++++ Exercise materials

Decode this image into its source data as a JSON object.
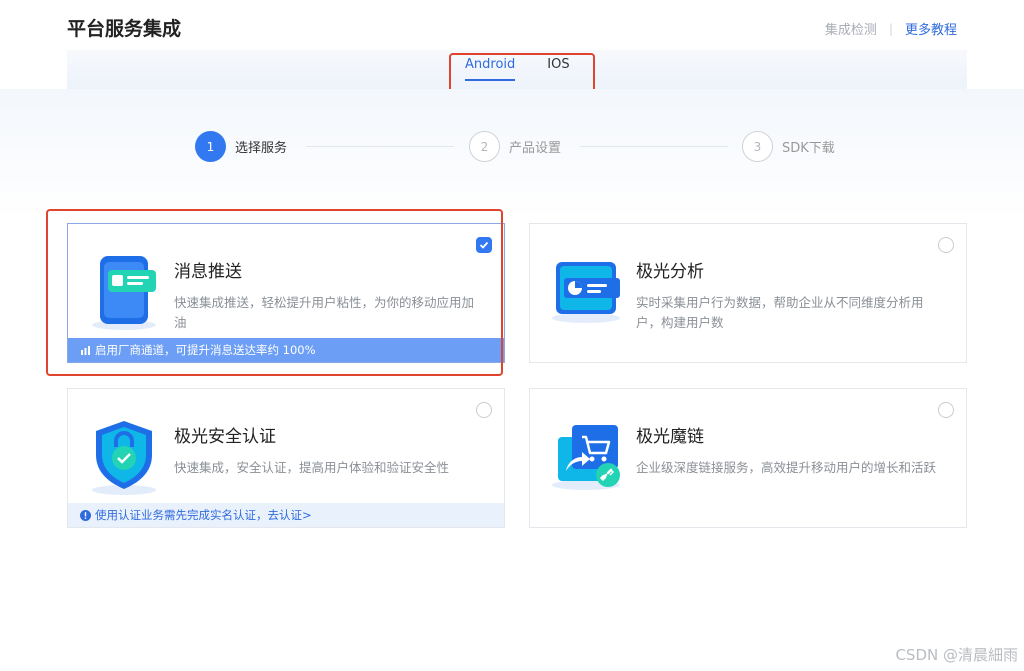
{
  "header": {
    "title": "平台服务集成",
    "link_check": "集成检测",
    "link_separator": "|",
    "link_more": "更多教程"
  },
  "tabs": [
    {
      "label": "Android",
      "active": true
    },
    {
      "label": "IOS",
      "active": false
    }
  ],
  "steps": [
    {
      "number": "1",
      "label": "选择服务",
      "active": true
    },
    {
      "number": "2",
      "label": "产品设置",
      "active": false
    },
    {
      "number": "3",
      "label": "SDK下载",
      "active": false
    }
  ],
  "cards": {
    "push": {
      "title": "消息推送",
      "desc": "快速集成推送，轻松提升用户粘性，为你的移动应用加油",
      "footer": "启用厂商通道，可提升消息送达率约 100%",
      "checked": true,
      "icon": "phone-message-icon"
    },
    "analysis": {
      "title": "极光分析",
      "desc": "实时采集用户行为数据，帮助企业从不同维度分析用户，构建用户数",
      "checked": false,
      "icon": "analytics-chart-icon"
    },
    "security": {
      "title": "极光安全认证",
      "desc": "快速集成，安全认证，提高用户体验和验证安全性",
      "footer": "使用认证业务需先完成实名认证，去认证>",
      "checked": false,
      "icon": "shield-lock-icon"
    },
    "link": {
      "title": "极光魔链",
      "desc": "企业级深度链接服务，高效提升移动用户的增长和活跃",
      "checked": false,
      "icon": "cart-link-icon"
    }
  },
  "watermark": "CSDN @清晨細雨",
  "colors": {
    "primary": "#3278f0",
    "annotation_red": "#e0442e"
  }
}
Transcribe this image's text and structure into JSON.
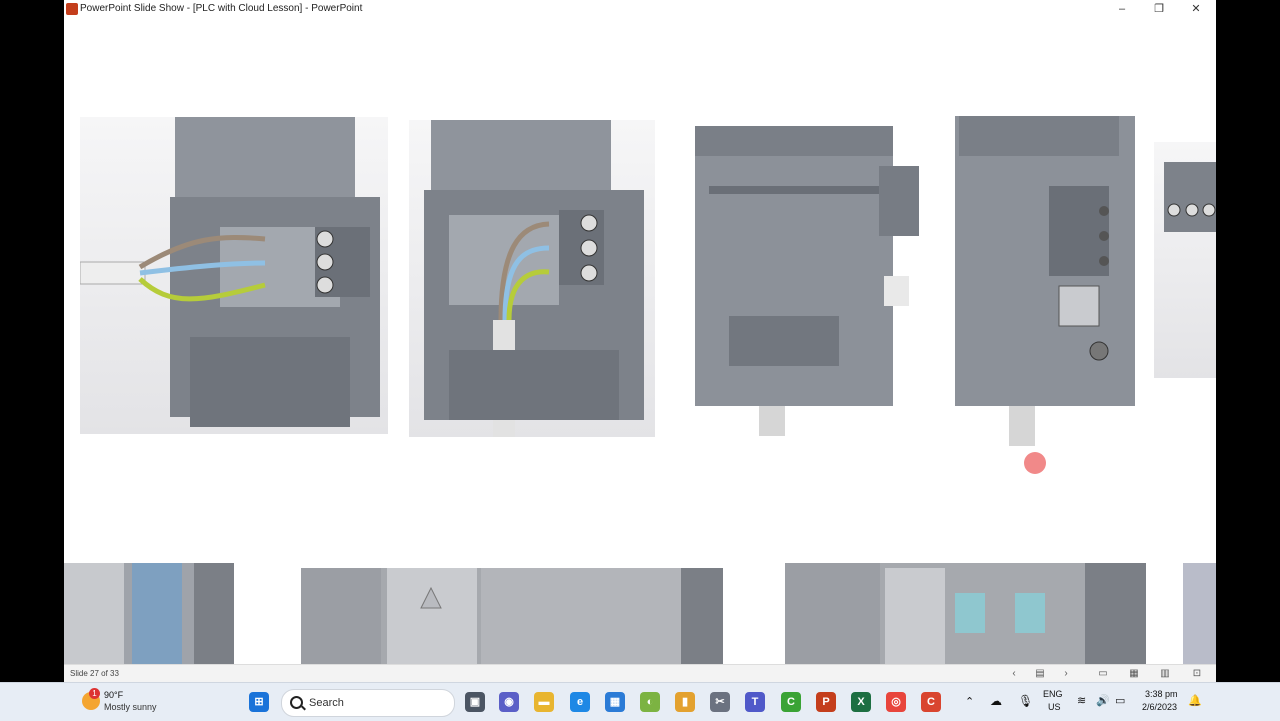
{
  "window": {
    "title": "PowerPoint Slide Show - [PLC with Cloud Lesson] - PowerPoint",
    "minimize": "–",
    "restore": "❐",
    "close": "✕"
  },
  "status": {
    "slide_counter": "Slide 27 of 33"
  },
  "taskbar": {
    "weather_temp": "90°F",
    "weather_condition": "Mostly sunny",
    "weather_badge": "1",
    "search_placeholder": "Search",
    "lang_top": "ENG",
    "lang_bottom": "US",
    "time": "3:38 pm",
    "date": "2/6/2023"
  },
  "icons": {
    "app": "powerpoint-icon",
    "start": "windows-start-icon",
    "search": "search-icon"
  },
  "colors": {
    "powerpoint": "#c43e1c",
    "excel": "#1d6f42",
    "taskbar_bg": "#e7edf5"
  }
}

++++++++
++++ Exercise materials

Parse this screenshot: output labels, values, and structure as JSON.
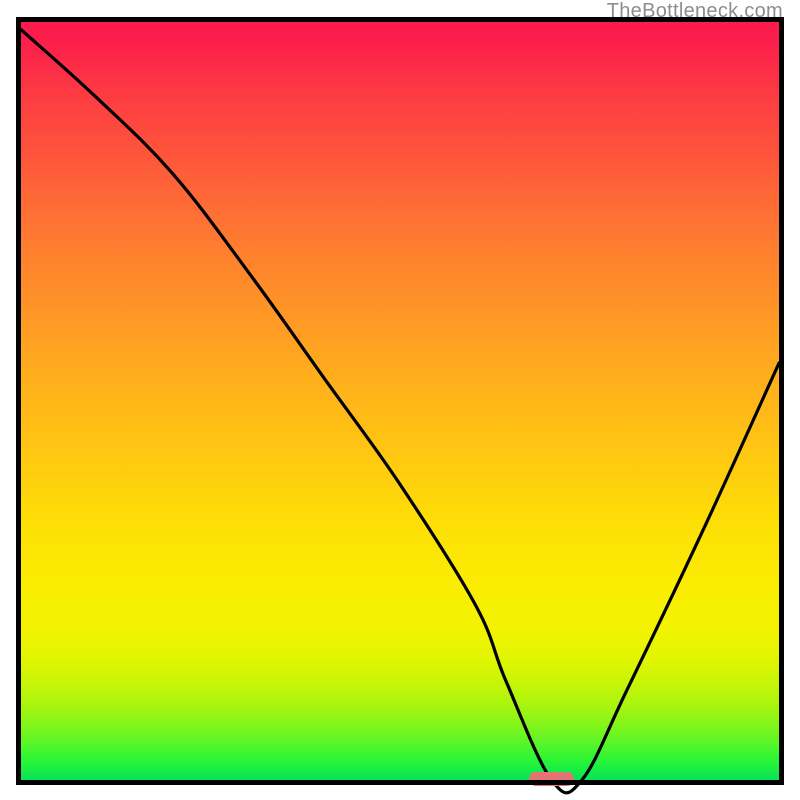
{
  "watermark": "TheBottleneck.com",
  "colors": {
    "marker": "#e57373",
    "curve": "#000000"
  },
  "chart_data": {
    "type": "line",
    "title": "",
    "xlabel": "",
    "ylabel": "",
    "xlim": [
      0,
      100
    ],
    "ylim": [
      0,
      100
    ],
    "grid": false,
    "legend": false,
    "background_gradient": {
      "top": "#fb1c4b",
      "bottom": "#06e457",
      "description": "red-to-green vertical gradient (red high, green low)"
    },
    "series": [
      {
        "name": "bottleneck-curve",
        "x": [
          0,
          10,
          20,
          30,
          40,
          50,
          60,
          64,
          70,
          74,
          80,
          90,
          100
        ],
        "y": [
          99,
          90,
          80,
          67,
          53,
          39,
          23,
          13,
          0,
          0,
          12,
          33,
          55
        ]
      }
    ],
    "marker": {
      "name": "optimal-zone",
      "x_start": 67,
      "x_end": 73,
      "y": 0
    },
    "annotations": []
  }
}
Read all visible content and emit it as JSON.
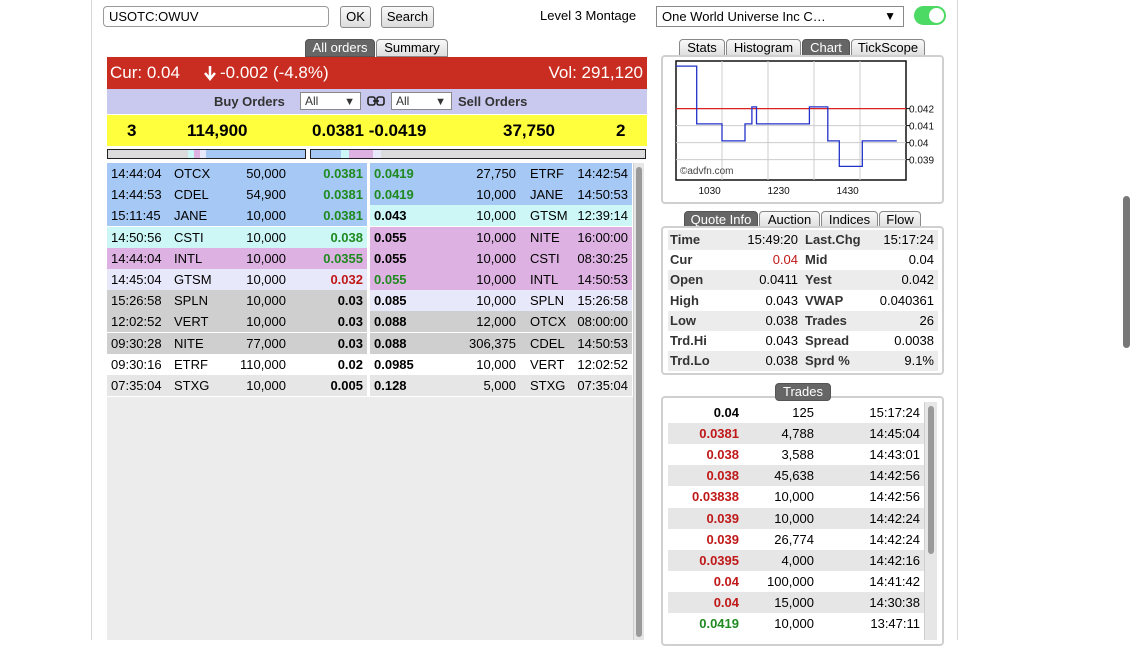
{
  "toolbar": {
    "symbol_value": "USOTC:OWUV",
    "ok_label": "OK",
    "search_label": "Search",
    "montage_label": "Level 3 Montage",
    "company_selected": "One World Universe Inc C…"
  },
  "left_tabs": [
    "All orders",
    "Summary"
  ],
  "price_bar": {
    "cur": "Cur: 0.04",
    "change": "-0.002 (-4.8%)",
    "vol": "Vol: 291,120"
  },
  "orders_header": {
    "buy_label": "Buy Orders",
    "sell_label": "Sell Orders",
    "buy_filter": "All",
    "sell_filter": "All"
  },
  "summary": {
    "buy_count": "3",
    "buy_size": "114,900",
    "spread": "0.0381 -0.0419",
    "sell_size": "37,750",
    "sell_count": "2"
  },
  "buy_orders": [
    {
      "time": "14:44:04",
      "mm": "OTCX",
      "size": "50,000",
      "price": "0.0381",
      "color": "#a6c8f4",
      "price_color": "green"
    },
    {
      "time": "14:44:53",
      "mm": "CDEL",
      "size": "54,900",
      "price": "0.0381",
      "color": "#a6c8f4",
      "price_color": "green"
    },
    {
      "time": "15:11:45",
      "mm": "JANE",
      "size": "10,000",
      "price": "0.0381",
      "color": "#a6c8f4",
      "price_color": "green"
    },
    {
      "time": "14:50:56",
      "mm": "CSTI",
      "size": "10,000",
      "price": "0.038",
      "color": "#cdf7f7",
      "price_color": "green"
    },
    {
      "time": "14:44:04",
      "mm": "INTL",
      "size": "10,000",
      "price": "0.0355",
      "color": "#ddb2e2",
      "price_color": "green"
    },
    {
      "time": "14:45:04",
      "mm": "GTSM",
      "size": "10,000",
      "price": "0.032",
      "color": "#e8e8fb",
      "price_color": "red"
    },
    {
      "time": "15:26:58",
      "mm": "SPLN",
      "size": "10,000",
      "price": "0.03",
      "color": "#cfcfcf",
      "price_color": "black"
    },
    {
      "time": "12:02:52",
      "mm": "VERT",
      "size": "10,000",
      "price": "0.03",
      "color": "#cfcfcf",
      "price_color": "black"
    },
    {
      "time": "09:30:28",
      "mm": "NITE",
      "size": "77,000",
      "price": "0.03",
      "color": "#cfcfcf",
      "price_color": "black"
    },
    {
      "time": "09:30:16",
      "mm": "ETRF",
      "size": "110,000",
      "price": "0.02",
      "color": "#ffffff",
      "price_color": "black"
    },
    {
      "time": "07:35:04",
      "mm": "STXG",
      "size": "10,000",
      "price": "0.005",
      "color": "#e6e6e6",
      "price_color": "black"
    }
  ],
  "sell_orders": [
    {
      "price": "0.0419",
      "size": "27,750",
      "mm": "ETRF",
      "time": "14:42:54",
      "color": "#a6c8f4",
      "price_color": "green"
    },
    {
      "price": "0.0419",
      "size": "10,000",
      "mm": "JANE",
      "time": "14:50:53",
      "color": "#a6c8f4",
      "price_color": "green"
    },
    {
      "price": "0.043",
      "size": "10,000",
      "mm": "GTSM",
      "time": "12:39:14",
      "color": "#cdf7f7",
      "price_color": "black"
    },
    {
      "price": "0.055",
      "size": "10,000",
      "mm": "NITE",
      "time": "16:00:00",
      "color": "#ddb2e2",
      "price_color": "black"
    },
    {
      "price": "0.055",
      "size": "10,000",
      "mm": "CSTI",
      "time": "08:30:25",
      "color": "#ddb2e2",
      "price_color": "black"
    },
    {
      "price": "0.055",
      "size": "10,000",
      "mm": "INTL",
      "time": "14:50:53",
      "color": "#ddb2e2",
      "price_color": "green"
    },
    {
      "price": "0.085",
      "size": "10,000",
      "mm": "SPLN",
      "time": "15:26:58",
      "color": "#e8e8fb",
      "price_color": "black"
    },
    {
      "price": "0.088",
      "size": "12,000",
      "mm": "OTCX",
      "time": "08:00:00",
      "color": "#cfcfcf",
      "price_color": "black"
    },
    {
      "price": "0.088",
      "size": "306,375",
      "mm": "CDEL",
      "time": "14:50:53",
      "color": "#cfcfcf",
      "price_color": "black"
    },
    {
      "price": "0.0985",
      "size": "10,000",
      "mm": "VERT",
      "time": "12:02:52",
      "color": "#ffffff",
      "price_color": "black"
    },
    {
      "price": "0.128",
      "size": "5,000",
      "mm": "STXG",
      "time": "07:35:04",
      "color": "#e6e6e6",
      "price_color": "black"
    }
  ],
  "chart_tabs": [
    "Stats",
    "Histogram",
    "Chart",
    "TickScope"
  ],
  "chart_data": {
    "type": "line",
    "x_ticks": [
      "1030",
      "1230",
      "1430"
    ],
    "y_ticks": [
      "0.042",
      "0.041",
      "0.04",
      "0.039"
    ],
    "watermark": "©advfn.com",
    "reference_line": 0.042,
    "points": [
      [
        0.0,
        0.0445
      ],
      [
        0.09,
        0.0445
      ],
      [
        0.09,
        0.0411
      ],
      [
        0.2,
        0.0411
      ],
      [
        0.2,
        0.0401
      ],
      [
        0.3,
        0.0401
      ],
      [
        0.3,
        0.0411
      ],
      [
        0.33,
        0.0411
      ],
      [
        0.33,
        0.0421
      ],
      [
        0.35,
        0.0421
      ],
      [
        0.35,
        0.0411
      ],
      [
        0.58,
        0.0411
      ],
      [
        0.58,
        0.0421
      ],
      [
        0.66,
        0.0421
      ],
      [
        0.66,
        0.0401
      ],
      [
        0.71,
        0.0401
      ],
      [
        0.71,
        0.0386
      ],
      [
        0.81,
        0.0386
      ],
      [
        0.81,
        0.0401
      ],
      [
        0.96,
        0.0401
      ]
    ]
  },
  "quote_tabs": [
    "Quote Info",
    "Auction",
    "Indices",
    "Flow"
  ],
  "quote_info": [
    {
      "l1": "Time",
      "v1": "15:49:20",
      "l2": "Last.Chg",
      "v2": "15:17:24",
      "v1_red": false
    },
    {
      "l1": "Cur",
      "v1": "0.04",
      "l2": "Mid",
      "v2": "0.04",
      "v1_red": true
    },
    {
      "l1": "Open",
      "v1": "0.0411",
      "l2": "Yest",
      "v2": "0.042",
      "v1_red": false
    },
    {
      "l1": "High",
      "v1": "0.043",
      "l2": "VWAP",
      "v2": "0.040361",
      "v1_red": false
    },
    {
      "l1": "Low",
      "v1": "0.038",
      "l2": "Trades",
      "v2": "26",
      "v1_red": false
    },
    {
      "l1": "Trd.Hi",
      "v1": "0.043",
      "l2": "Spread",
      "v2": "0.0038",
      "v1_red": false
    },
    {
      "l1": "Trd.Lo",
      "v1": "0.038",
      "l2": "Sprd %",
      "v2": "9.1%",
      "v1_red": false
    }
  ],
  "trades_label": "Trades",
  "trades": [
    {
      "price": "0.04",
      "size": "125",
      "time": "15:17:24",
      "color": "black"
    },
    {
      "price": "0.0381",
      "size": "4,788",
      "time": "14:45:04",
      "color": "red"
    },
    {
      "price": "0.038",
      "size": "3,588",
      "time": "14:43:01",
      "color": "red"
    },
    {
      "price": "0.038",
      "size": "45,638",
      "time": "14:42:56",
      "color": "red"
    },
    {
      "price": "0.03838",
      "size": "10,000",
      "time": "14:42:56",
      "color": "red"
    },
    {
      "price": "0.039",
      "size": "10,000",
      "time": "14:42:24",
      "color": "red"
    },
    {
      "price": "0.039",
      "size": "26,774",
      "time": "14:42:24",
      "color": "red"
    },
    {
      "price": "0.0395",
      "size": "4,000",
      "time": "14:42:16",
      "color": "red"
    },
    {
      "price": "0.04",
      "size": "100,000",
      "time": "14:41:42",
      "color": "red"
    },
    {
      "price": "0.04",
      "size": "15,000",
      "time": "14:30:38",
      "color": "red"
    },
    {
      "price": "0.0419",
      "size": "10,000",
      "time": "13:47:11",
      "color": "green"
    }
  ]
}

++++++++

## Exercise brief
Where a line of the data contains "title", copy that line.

## Expected answer
    "title": "平台服务集成",
      "title": "消息推送",
      "title": "极光分析",
      "title": "极光安全认证",
      "title": "极光魔链",
    "title": "PowerPoint Slide Show - [PLC with Cloud Lesson] - PowerPoint",
    "title": "",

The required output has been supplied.